Officials from DPI and the DOJ haven’t returned several requests for comment from Wisconsin Reporter.
Wisconsin Institute for Law and Liberty said last week that neither DPI nor the federal government have authority to request such information.
“It is indisputable that private schools in the choice program cannot be compelled to turn over data about their students with disabilities,” CJ Szafir, WILL’s education policy director, said in a statement issued late Thursday.
Szafir cautions schools that choose to complete the request should be “aware of the serious legal issues raised” — among them, releasing private information, including health-related data, on students.
As WILL points out in its statement, nothing in Wisconsin statutes empowers DPI to collect data on children with disabilities in private schools or requires private schools in the choice program to provide it.
Jim Bender , president of School Choice Wisconsin, said choice schools have long been under the gun from a state public education agency that has fought against alternatives to the state’s public school system. DPI’s apparent collaboration with the Justice Department, an agency that has been on a quest of late to disrupt voucher programs elsewhere, particularly in Louisiana, only raises the stakes, Bender said.

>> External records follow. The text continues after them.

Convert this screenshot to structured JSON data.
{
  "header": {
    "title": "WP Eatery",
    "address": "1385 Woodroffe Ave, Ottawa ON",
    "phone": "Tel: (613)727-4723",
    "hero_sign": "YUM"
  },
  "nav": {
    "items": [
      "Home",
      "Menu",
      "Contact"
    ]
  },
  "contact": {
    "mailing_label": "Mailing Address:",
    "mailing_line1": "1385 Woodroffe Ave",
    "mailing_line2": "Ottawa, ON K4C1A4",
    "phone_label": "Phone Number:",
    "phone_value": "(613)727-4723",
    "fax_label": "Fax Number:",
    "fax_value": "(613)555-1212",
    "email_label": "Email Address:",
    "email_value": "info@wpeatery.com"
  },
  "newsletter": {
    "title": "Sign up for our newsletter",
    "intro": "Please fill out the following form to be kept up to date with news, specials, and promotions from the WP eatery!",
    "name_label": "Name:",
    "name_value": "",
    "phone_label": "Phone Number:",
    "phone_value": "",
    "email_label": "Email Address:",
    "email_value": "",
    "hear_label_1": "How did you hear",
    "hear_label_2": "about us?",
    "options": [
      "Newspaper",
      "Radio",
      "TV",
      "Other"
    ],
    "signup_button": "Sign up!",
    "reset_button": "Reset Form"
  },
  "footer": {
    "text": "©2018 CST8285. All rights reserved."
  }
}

“We’ve seen DPI manipulate data to the detriment of the choice program time and time again, and to make a request that’s this ambiguous would just lead to that practice once again,” he told Wisconsin Reporter.
As Wisconsin Reporter first reported last month, the Justice Department’s “ongoing investigation” into the school choice program continues without any apparent end more than a year after the agency began poking around.

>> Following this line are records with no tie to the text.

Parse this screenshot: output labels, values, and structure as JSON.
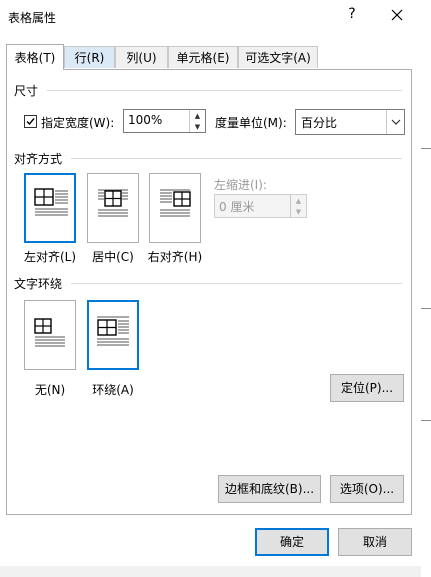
{
  "window": {
    "title": "表格属性",
    "help_label": "?"
  },
  "tabs": [
    {
      "label": "表格(T)"
    },
    {
      "label": "行(R)"
    },
    {
      "label": "列(U)"
    },
    {
      "label": "单元格(E)"
    },
    {
      "label": "可选文字(A)"
    }
  ],
  "size": {
    "heading": "尺寸",
    "width_checkbox_label": "指定宽度(W):",
    "width_value": "100%",
    "unit_label": "度量单位(M):",
    "unit_value": "百分比"
  },
  "alignment": {
    "heading": "对齐方式",
    "options": [
      {
        "label": "左对齐(L)",
        "selected": true
      },
      {
        "label": "居中(C)",
        "selected": false
      },
      {
        "label": "右对齐(H)",
        "selected": false
      }
    ],
    "indent_label": "左缩进(I):",
    "indent_value": "0 厘米"
  },
  "wrapping": {
    "heading": "文字环绕",
    "options": [
      {
        "label": "无(N)",
        "selected": false
      },
      {
        "label": "环绕(A)",
        "selected": true
      }
    ],
    "position_button": "定位(P)..."
  },
  "buttons": {
    "borders": "边框和底纹(B)...",
    "options": "选项(O)...",
    "ok": "确定",
    "cancel": "取消"
  },
  "colors": {
    "accent": "#0078d7",
    "panel_border": "#adadad"
  }
}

While the state DPI has tepidly told DOJ the federal agency doesn’t have authority to push its power trip on the state, DPI seemingly has been willing to assist in what school choice supporters see as nothing more than an ill-advised fishing expedition, according to documents obtained by Wisconsin Reporter.

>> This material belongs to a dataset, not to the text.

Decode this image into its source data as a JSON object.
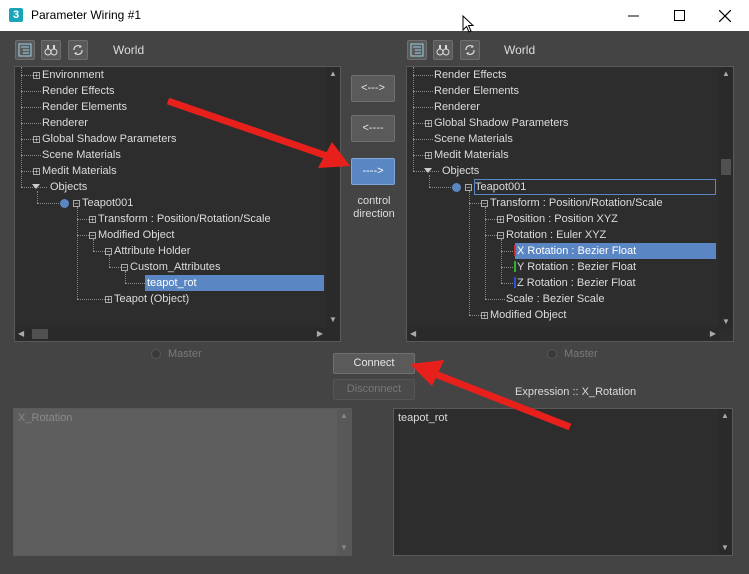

On April 9, 2013, the Justice Department sent DPI a letter demanding it do more to “enforce the federal statutory and regulatory requirements” under Title II of the Americans with Disabilities Act.
The DOJ believes school choice participants are engaged in discrimination, either by denying access to voucher-based private schools or by expelling or “constructively” forcing disabled students to leave the schools “as a result of policies and practices that fail to accommodate the needs of students with disabilities.”
The Justice Department opened what one agency official described in November as an “ongoing investigation” on the basis of a complaint brought by Disability Rights Wisconsin and the American Civil Liberties Union of Wisconsin.
If DPI doesn’t address the alleged problems, the Justice Department has threatened that “the United States reserves its right to pursue enforcement through other means.”
There are a couple of problems with DOJ’s suppositions and threats, however. First and foremost:
Title II of the ADA has never applied to private entities, including schools, except when a public body has “contracted out” its duties to a private entity, according to WILL. There is no such contract for service involved in the state’s choice program, including Wisconsin’s 25-year-old voucher system, which uses a portion of taxpayer money to subsidize the cost of tuition at private schools for eligible students who wish to transfer or, some say, escape, the public school system.
And private schools are not public entities, a point upheld on a couple of occasions by the Wisconsin Supreme Court. The court has held that the use of vouchers at private schools doesn’t transform them into “public schools.”
“We think it’s unfortunate that DOJ is sticking its nose in Wisconsin business right now under the guise of the Americans with Disabilities Act,” said one Senate aide. “They’ve done this in other states. They don’t like the choice program, and obviously they are using their bully pulpit to push choice schools around.”
Contact M.D. Kittle at firstname.lastname@example.org